THE Cardiffian has been out and about to find out what Philip Hammond’s second budget means for the people of the Vale of Glamorgan.
The key points of the Chancellor’s speech were:
- Stamp duty abolished for first-time buyers on properties below £300,000.
- Devote £44 billion to constructing 300,000 homes per year by the mid-2020s.
- Rises in personal tax allowance (£11,850) and the higher rate threshold (£46,350).
- Freeze in alcohol duty, but a new tax on high-strength “white ciders”.
- Increased tax on diesel vehicles from April 2018.
- Removal of the seven day waiting period before Universal Credit payments.
To most commentators, the stand-out theme in the Budget was housing.

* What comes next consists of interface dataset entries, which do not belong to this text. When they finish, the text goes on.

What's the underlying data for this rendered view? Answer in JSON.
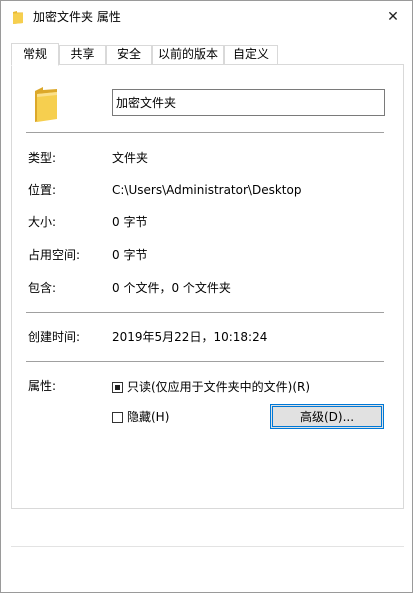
{
  "window": {
    "title": "加密文件夹 属性",
    "close_glyph": "✕",
    "accent_color": "#0078d7",
    "folder_color": "#f3c941"
  },
  "tabs": [
    {
      "label": "常规",
      "active": true
    },
    {
      "label": "共享",
      "active": false
    },
    {
      "label": "安全",
      "active": false
    },
    {
      "label": "以前的版本",
      "active": false
    },
    {
      "label": "自定义",
      "active": false
    }
  ],
  "general": {
    "folder_name": "加密文件夹",
    "type_label": "类型:",
    "type_value": "文件夹",
    "location_label": "位置:",
    "location_value": "C:\\Users\\Administrator\\Desktop",
    "size_label": "大小:",
    "size_value": "0 字节",
    "size_on_disk_label": "占用空间:",
    "size_on_disk_value": "0 字节",
    "contains_label": "包含:",
    "contains_value": "0 个文件，0 个文件夹",
    "created_label": "创建时间:",
    "created_value": "2019年5月22日，10:18:24",
    "attributes_label": "属性:",
    "readonly_label": "只读(仅应用于文件夹中的文件)(R)",
    "readonly_state": "indeterminate",
    "hidden_label": "隐藏(H)",
    "hidden_state": "unchecked",
    "advanced_button": "高级(D)..."
  }
}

But Stuart Jones, who retired four years ago and now lives in Culverhouse Cross, does not believe it is an issue among Vale residents.
“There’s all this talk of a ‘housing crisis’ in the papers. Does it seem like that across the Vale? Probably not,” he says.
In one sense, Mr Jones is correct. More than 60% of houses in the Vale are privately-owned, a figure in line with UK-wide trends.
What’s more, the number of empty houses in the Vale is among the lowest in Wales. In 2016, just 689 homes remained empty for more than six months.
According to the Office for National Statistics, Vale homeowners tend to be middle-aged or elderly. Mr Jones brought his house with money from his company pension account.
This trend informs Vale Council’s Aspire 2 Own initiative, the launch of which prefigured the Budget by a whole year.
In partnership with the Welsh Government and regional housing associations, the scheme allows young first-time buyers to purchase homes on a shared equity basis.
For instance, Danielle Lewis is only paying 70% of the mortgage on her house in St. Lythan’s Park, Wenvoe. The remaining 30% is covered by her housing association, United Welsh.
Ms Lewis, who is in her early 30s, is supportive of Aspire 2 Buy – not least, she says, “because I can now gain some independence, and move out of my parents’ home”.
The Welsh Government must decide whether to continue this policy when housing becomes a devolved issue in April, 2018.
In Barry, head barman Matthew Nicholas is busy changing barrels in the bar of The Ship. He feels strongly about the changes to the alcohol and fuel duties.
“This freeze on alcohol duty is essentially a stealth tax, as the new white cider levy will outstrip any savings from that. It’s what all the people in the industry are saying,” he asserts.
“And don’t even get me started on diesel. I drive a diesel. Before, you had all the politicians actively telling us how great diesels were. Now they want to tax them!”
An estimated 44% of vehicles in the Vale are diesel. That means 30,846 car owners like Mr Nicholas potentially in line for a tax hike.
On the other side of Barry, a stream of people trickle in and out of the job centre on Holton Road, yet the proportion of Barry and Vale residents claiming out-of-work benefits is lower than that for Cardiff and Wales.
One of those in the trickle is a woman coming to get Universal Credit. She does not want to be named, but recites at length the bureaucratic vagaries and delays that have become synonymous with the benefit nationally.
In the face of much condemnation from opposition politicians, the Chancellor has removed the enforced week-long waiting period.
“It’s not much when everything else – buying food and paying bills – is so hard, says the woman at the job centre.
Critics of the Westminster Government in Wales – including the Vale’s own Jane Hutt – have often accused it of divisively playing to “two nations”.
Looking at the impact of the Budget, it appears one can talk also of two Vales.